Animal Rites: What Animal Behavior Teaches Us About Bullying
Animals have a lot to teach us about bullying behaviors.
Posted September 12, 2013
Can bullying behavior ever be stopped? For the last half decade or more our attention to the very real suffering that bullying causes has led to an entire industry focused on “bullies.” Yet for all our attention to the topic, has it really done much to reduce aggression in schools, the workplace and communities?
Perhaps one reason it has been so difficult to change aggressive behaviors is because by focusing on the individual “bully,” we lose sight of the power of group psychology to cause otherwise kind and humane people to act cruelly and inhumanely. This phenomenon of group aggression is most easily provoked, and the most powerful, when someone in leadership makes it clear that they want someone out. When that happens, subordinates rapidly respond to the call for assistance in eliminating the unwanted worker, student, or friend.
In my new ebook, Mobbed! Surviving Adult Bullying and Mobbing, I explore the phenomenon of group aggression and offer a number of strategies for self-preservation. Written mainly for workers, but applicable to almost any setting where people live and work together in groups, Mobbed! takes a close look at animal behavior to show how much of the aggression we witness in social settings is innate, patterned and predictable. If it is innate, then, can it be stopped? I would argue that no, it cannot be stopped altogether, but it can be prevented, or at least controlled, in most cases—if the target is both aware and prepared. Perhaps the best way to survive the aggression of the group is not so much changing the behavior of the aggressors, as it is learning from animals what the target can do to change the outcome once the fangs have been exposed. Here’s an excerpt:
Primate research has demonstrated the multitude of ways in which the bullying behavior of a high-status member can turn otherwise peaceful group members into a gang of thugs. Take rhesus monkeys, for example. In his book, Macachiavellian Intelligence: How Rhesus Macaques and Humans Have Conquered the World, primatologist Dario Maestripieri shows the cunning and manipulative strategies that rhesus monkeys deploy to gain status and power in their societies—in a manner which is strikingly similar to how humans behave at work and at war.

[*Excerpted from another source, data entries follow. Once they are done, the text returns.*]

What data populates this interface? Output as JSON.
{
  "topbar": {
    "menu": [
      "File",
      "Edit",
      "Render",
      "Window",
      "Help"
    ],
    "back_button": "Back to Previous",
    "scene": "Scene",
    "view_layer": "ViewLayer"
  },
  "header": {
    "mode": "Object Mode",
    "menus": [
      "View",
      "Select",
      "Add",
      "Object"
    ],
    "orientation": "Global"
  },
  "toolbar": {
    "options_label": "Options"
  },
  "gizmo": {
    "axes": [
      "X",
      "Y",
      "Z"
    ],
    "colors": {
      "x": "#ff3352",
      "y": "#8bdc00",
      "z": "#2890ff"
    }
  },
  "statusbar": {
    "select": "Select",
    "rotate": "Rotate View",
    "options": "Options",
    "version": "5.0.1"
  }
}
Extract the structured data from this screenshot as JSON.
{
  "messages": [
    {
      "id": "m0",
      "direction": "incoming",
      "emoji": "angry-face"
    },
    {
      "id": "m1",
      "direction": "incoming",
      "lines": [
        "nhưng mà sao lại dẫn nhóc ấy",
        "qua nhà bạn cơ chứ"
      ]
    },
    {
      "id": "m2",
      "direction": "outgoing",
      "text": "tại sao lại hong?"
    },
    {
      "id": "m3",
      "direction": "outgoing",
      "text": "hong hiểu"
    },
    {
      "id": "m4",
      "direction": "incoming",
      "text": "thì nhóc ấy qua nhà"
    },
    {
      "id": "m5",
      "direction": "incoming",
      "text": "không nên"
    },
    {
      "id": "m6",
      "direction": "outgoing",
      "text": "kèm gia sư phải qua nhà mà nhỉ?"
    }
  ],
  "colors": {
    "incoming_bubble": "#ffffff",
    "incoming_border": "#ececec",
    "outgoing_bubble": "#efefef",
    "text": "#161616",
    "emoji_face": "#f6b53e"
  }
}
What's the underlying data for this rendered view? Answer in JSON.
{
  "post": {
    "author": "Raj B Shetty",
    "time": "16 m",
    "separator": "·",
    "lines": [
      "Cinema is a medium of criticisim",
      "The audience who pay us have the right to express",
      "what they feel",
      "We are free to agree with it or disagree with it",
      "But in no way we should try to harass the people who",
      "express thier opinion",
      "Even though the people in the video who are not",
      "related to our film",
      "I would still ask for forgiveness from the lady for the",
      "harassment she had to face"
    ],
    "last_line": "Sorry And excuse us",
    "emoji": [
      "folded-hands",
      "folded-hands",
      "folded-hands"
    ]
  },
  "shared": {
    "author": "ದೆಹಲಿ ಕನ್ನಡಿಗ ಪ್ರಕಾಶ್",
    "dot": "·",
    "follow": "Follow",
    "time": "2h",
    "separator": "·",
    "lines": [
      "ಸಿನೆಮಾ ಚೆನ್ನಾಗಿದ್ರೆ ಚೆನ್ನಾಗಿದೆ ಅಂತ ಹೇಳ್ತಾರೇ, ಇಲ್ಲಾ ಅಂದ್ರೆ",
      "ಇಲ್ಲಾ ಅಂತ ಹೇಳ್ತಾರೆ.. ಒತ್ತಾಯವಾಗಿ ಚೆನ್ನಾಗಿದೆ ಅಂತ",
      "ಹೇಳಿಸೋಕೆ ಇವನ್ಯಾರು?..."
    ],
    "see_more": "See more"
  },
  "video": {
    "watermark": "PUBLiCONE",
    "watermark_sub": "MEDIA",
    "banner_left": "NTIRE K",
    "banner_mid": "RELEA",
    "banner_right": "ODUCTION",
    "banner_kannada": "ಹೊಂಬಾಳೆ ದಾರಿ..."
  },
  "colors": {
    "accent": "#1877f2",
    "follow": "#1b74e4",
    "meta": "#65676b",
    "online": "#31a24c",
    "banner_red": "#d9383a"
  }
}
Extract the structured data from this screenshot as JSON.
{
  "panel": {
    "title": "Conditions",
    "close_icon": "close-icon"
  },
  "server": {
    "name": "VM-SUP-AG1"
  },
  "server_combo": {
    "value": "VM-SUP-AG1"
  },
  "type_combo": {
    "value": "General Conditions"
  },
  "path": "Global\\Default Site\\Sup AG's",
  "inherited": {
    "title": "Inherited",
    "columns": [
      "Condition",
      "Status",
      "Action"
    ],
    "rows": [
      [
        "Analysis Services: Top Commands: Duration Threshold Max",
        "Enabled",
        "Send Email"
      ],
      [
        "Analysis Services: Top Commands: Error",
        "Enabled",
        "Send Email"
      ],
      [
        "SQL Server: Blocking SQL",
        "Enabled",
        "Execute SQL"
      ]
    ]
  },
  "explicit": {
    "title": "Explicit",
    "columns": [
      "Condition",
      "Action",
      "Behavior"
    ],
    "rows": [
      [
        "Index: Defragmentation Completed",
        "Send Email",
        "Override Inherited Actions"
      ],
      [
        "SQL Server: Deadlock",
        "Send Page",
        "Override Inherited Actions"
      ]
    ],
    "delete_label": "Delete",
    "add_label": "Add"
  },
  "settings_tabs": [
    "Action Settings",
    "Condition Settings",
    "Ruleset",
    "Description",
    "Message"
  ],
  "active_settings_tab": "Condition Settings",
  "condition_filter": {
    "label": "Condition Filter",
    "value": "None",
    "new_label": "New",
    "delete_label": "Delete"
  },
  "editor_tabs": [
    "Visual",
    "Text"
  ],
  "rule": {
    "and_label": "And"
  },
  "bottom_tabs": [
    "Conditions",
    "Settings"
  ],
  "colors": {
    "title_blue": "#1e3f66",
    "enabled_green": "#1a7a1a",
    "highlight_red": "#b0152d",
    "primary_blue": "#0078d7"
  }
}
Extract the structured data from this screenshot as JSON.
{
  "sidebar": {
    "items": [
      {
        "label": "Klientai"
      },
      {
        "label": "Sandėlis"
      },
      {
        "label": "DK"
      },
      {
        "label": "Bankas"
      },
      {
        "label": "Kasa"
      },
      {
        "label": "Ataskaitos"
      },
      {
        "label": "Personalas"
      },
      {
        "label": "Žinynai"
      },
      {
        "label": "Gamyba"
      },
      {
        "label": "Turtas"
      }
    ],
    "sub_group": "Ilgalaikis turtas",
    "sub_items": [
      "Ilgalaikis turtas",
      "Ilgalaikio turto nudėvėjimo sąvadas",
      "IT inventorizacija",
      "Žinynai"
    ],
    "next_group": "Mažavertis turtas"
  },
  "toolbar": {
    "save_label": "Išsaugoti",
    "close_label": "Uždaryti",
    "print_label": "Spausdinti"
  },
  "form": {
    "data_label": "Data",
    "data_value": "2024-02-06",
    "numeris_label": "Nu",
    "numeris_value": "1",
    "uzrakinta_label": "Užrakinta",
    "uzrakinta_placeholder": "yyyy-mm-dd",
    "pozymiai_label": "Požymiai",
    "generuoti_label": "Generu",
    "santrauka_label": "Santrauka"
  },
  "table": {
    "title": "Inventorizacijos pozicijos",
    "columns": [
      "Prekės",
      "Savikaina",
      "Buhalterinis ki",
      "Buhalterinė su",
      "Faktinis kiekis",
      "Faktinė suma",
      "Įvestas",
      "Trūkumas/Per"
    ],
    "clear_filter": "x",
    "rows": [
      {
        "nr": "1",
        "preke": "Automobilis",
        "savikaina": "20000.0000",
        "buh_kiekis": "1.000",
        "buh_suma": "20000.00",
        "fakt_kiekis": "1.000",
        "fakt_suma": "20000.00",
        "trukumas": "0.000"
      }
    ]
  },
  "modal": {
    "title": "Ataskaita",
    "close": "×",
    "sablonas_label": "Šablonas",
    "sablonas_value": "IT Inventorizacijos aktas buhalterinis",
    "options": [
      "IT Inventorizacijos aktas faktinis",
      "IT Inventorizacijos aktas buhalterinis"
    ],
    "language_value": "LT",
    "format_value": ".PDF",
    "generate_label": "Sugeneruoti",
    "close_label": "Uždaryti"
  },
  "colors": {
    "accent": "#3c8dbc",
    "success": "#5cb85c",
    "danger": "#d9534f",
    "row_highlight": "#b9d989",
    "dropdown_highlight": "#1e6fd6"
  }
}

Maestripieri opens his book with the tale of a bully macaque who bites a well-liked adolescent male named Buddy. Rather than end the conflict by countering with an equally-painful blow, or showing submission and surrender to the bully, Buddy ran away in pain. By failing to gain or show respect, Buddy’s display of weakness invited pursuit, and the bully escalated his abuse, as Buddy’s friends rushed to join in the excitement. Rather than assist their friend who was under attack, however, Buddy’s friends pursued and attacked him, causing the researchers who were observing the encounter to remove Buddy from the group for his own protection.
When Buddy was returned to the group, his former playmates badgered him, knocking him down and challenging him to fight. Still weak from the anesthesia the researchers had given him after removing him from the prior attack, Buddy’s vulnerable state was exploited by the very playmates he grew up with. Mastripieri describes what happened:
“Buddy has spent every day of his life in the enclosure with all the other monkeys. They all eat the same food and sleep under the same roof. . . . . They were there when he was born. They held him and cuddled him when he was an infant. They have watched him grow, day by day, every day of his life. Yet, that day, if the researchers had not taken Buddy out of the group, he would have been killed. . . . He was weak and vulnerable. The behavior of the other monkeys changed swiftly and dramatically—from friendliness to intolerance, from play to aggression. Buddy’s vulnerability became an opportunity for others to settle an old score, improve their position in the dominance hierarchy, or eliminate a potential rival for good. In rhesus macaque society, maintaining one’s social status, being tolerated by others, and ultimately surviving at all may depend on how quickly one runs and how effectively one uses the right signal, with the right individual, at the right time.” (Mastripieri, 2007:4, 5).
This same pattern of harassment is found in wolves which will rarely organize to attack other packs of wolves, but will routinely single out weakened members of their own group for prolonged harassment, almost always instigated by an alpha wolf and carried out with the frenzied compliance of lower-ranking wolves. According to the renowned naturalist and wolf expert R. D. Lawrence, wolves literally “follow their leader” and turn on their pack members if a high-ranking alpha does so. To stop the harassment, the victimized wolf must show signs of submission—by lying on its back, exposing its throat, belly and groin to the alphas—or by fleeing.
For more on just what it means to show submission or flee in the workplace or community, take a look at Mobbed! It’s available on Kindle, but if you don’t have a Kindle, you can download a free reader app on the Amazon site that will allow you to read any Kindle book. And if you don’t want to read the book, keep a watch on this site where I’ll continue to discuss the many ways in which human aggression is ignited and enflamed once the call to attack has been sounded. There’s more than one way to beat a bully, and it starts with knowing ourselves--and our animal natures.